Let’s imagine you go to a rock concert. You’re cool, so you spend the entire night in the front row. It isn’t exactly hearing-healthy, but it’s enjoyable, and the next morning, you wake up with two ringing ears. (That’s not so enjoyable.)
But what happens if you can only hear out of one ear when you wake up? The rock concert is probably not to blame in that case. Something else may be at work. And you might be a bit concerned when you experience hearing loss in only one ear.
In addition, your hearing may also be a little out of whack. Usually, your brain is processing information from both ears. So it can be disorienting to get signals from only one ear.
Hearing loss in one ear causes problems, this is why
Your ears basically work together (no pun intended) with each other. Just like having two front facing eyes helps you with depth perception and visual clarity, having two outward facing ears helps you hear more accurately. So when one of your ears quits working properly, havoc can happen. Amongst the most prevalent effects are the following:
- You can have difficulty identifying the direction of sounds: Somebody calls your name, but you have no idea where they are! When your hearing goes out in one ear, it’s really challenging for your brain to triangulate the origin of sounds.
- It’s challenging to hear in loud locations: With only one working ear, noisy spaces like restaurants or event venues can quickly become overwhelming. That’s because your ears can’t make heads or tails of where any of that sound is originating from.
- You have trouble detecting volume: You need both ears to triangulate direction, but you also need both to figure out volume. Think about it this way: If you can’t figure out where a sound is coming from, it’s impossible to detect whether that sound is simply quiet or just distant.
- You tire your brain out: Your brain will become more fatigued faster if you can only hear from one ear. That’s because it’s failing to get the complete sound range from just one ear so it’s working overly hard to compensate. This is especially true when hearing loss in one ear happens suddenly. basic daily tasks, as a result, will become more taxing.
So how does hearing loss in one ear occur?
“Single sided Hearing Loss” or “unilateral hearing loss” are scientific terms for when hearing is impaired on one side. Single sided hearing loss, in contrast to common “both ear hearing loss”, typically isn’t the result of noise related damage. So, other possible causes should be considered.

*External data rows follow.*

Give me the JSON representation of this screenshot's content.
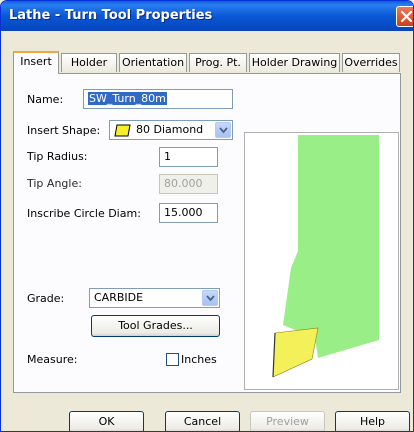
{
  "window": {
    "title": "Lathe - Turn Tool Properties"
  },
  "tabs": [
    {
      "label": "Insert",
      "active": true
    },
    {
      "label": "Holder"
    },
    {
      "label": "Orientation"
    },
    {
      "label": "Prog. Pt."
    },
    {
      "label": "Holder Drawing"
    },
    {
      "label": "Overrides"
    }
  ],
  "insert": {
    "name_label": "Name:",
    "name_value": "SW_Turn_80m",
    "shape_label": "Insert Shape:",
    "shape_value": "80 Diamond",
    "tip_radius_label": "Tip Radius:",
    "tip_radius_value": "1",
    "tip_angle_label": "Tip Angle:",
    "tip_angle_value": "80.000",
    "inscribe_label": "Inscribe Circle Diam:",
    "inscribe_value": "15.000",
    "grade_label": "Grade:",
    "grade_value": "CARBIDE",
    "tool_grades_button": "Tool Grades...",
    "measure_label": "Measure:",
    "inches_label": "Inches",
    "inches_checked": false
  },
  "drawing": {
    "holder_color": "#99ee88",
    "insert_color": "#f4f05a"
  },
  "buttons": {
    "ok": "OK",
    "cancel": "Cancel",
    "preview": "Preview",
    "help": "Help"
  }
}
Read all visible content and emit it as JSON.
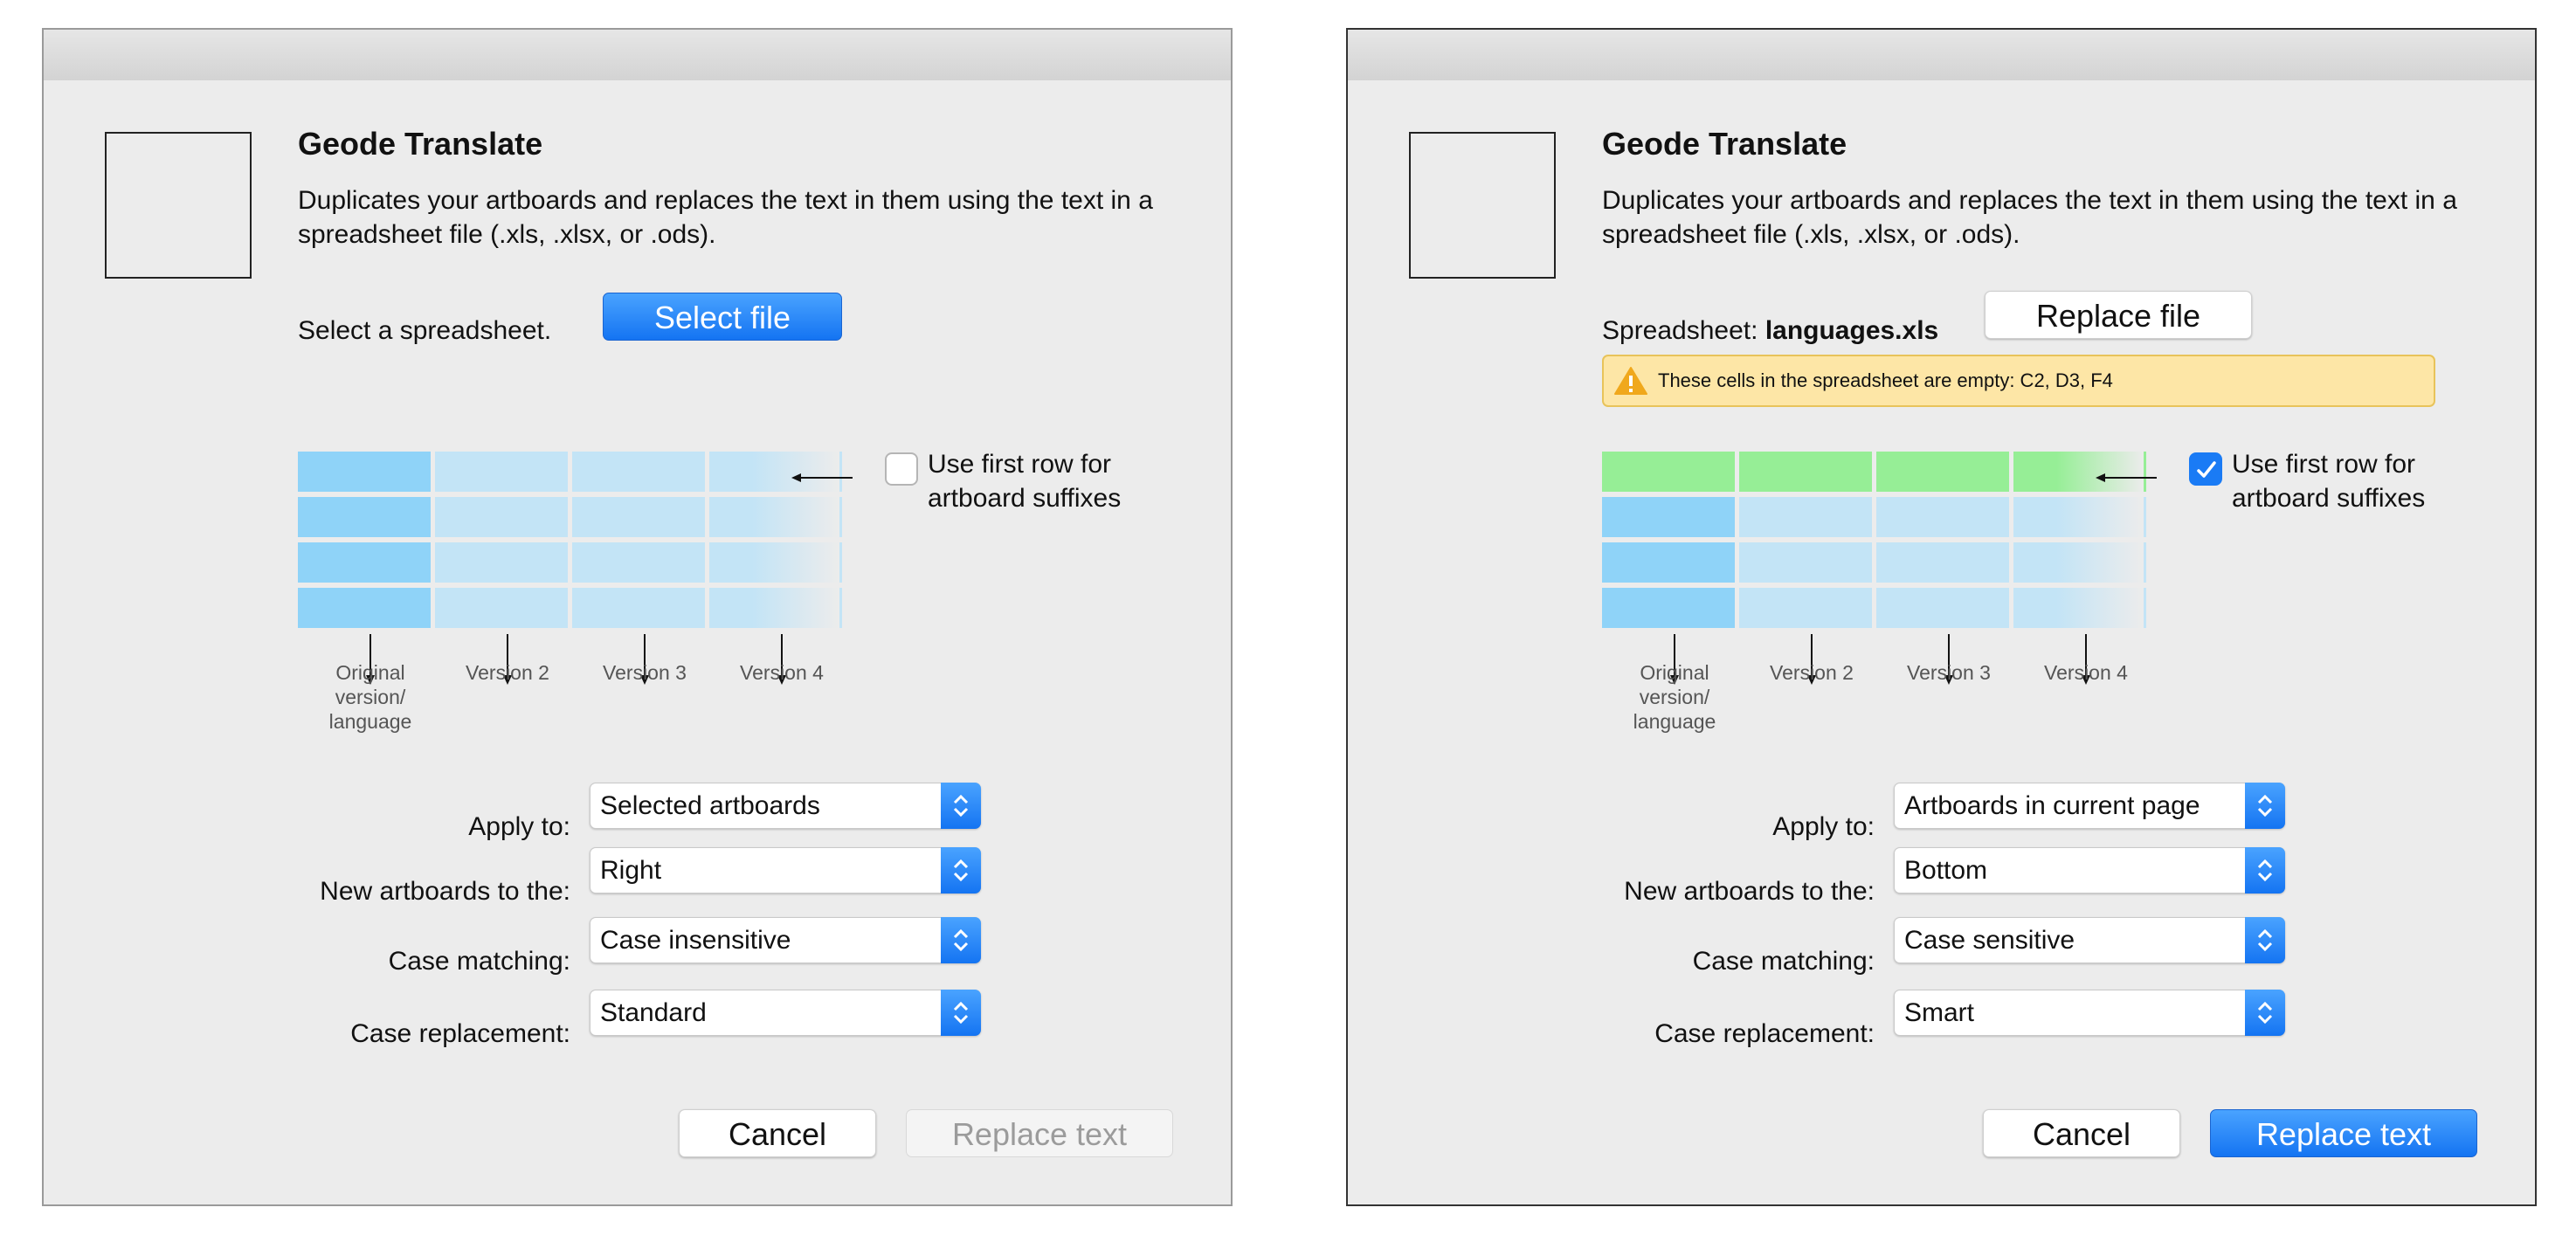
{
  "dialogs": [
    {
      "title": "Geode Translate",
      "description": "Duplicates your artboards and replaces the text in them using the text in a spreadsheet file (.xls, .xlsx, or .ods).",
      "spreadsheet_prompt": "Select a spreadsheet.",
      "select_button": "Select file",
      "first_row_checkbox": {
        "label": "Use first row for artboard suffixes",
        "checked": false
      },
      "column_labels": [
        "Original version/ language",
        "Version 2",
        "Version 3",
        "Version 4"
      ],
      "form": {
        "apply_to": {
          "label": "Apply to:",
          "value": "Selected artboards"
        },
        "new_artboards": {
          "label": "New artboards to the:",
          "value": "Right"
        },
        "case_matching": {
          "label": "Case matching:",
          "value": "Case insensitive"
        },
        "case_replacement": {
          "label": "Case replacement:",
          "value": "Standard"
        }
      },
      "cancel_button": "Cancel",
      "replace_button": "Replace text",
      "replace_enabled": false
    },
    {
      "title": "Geode Translate",
      "description": "Duplicates your artboards and replaces the text in them using the text in a spreadsheet file (.xls, .xlsx, or .ods).",
      "spreadsheet_label": "Spreadsheet:",
      "spreadsheet_file": "languages.xls",
      "replace_file_button": "Replace file",
      "warning": "These cells in the spreadsheet are empty: C2, D3, F4",
      "first_row_checkbox": {
        "label": "Use first row for artboard suffixes",
        "checked": true
      },
      "column_labels": [
        "Original version/ language",
        "Version 2",
        "Version 3",
        "Version 4"
      ],
      "form": {
        "apply_to": {
          "label": "Apply to:",
          "value": "Artboards in current page"
        },
        "new_artboards": {
          "label": "New artboards to the:",
          "value": "Bottom"
        },
        "case_matching": {
          "label": "Case matching:",
          "value": "Case sensitive"
        },
        "case_replacement": {
          "label": "Case replacement:",
          "value": "Smart"
        }
      },
      "cancel_button": "Cancel",
      "replace_button": "Replace text",
      "replace_enabled": true
    }
  ],
  "colors": {
    "accent_blue": "#1474f2",
    "grid_first_column": "#8fd3f8",
    "grid_cell": "#c3e4f6",
    "grid_header_green": "#96ee96",
    "warning_bg": "#fde6a6",
    "warning_icon": "#f0a81c"
  },
  "icons": [
    "chevron-updown-icon",
    "checkmark-icon",
    "warning-triangle-icon",
    "arrow-left-icon",
    "arrow-down-icon"
  ]
}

Some of the most prevalent causes include the following:
- Earwax: Yup, occasionally your earwax can become so packed in there that it blocks your hearing. It’s like using an earplug. If this is the situation, don’t grab a cotton swab. A cotton swab can just create a worse and more entrenched issue.
- Other infections: One of your body’s most common responses to an infection is to swell up. It’s just what your body does! Swelling in reaction to an infection isn’t always localized so hearing loss in one ear can result from any infection that would trigger inflammation.
- Irregular Bone Growth: It’s possible, in extremely rare cases, that hearing loss on one side can be the result of irregular bone growth. And when it grows in a certain way, this bone can actually hinder your hearing.
- Meniere’s Disease: When someone is coping with the chronic condition called Menier’s disease, they frequently experience vertigo and hearing loss. It’s not unusual with Menier’s disease to lose hearing in one ear before the other. Hearing loss in one ear with ringing is another typical symptom of Meniere’s Disease.
- Ear infections: Infections of the ear can cause swelling. And it will impossible to hear through a swollen, closed up ear canal.
- Acoustic Neuroma: While the name may sound kind of frightening, an acoustic neuroma is a benign tumor that forms on the nerves of the inner ear. You still need to take this condition seriously, even though it’s not cancerous, it can still be potentially life threatening.
- Ruptured eardrum: A ruptured eardrum will typically be really evident. It can be due to head trauma, loud noises, or foreign objects in the ear (among other things). When the thin membrane separating your ear canal and your middle ear has a hole in it, this type of injury occurs. The result can be rather painful, and normally triggers tinnitus or hearing loss in that ear.
So how should I address hearing loss in one ear?
Depending on what’s producing your single-sided hearing loss, treatment options will vary. Surgery might be the best solution for certain obstructions such as tissue or bone growth. A ruptured eardrum or similar issues will usually heal naturally. Other problems like too much earwax can be easily removed.
In some circumstances, however, your single-sided hearing loss may be permanent. We will help, in these cases, by prescribing one of two possible hearing aid solutions:
- CROS Hearing Aid: This kind of specially made hearing aid is primarily made to treat single-sided hearing loss. With this hearing aid, sound is picked up at your bad ear and sent to your good ear where it’s detected by your brain. It’s quite effective not to mention complex and very cool.
- Bone-Conduction Hearing Aids: To help you compensate for being able to hear from only one ear, these hearing aids utilize your bones to move the sound waves to your brain, bypassing much of the ear altogether.
Your hearing specialist is where it all starts
If you aren’t hearing out of both of your ears, there’s most likely a reason. It isn’t something that should be ignored. It’s important, both for your wellness and for the health of your hearing, to get to the bottom of those causes. So begin hearing out of both ears again by making an appointment with us.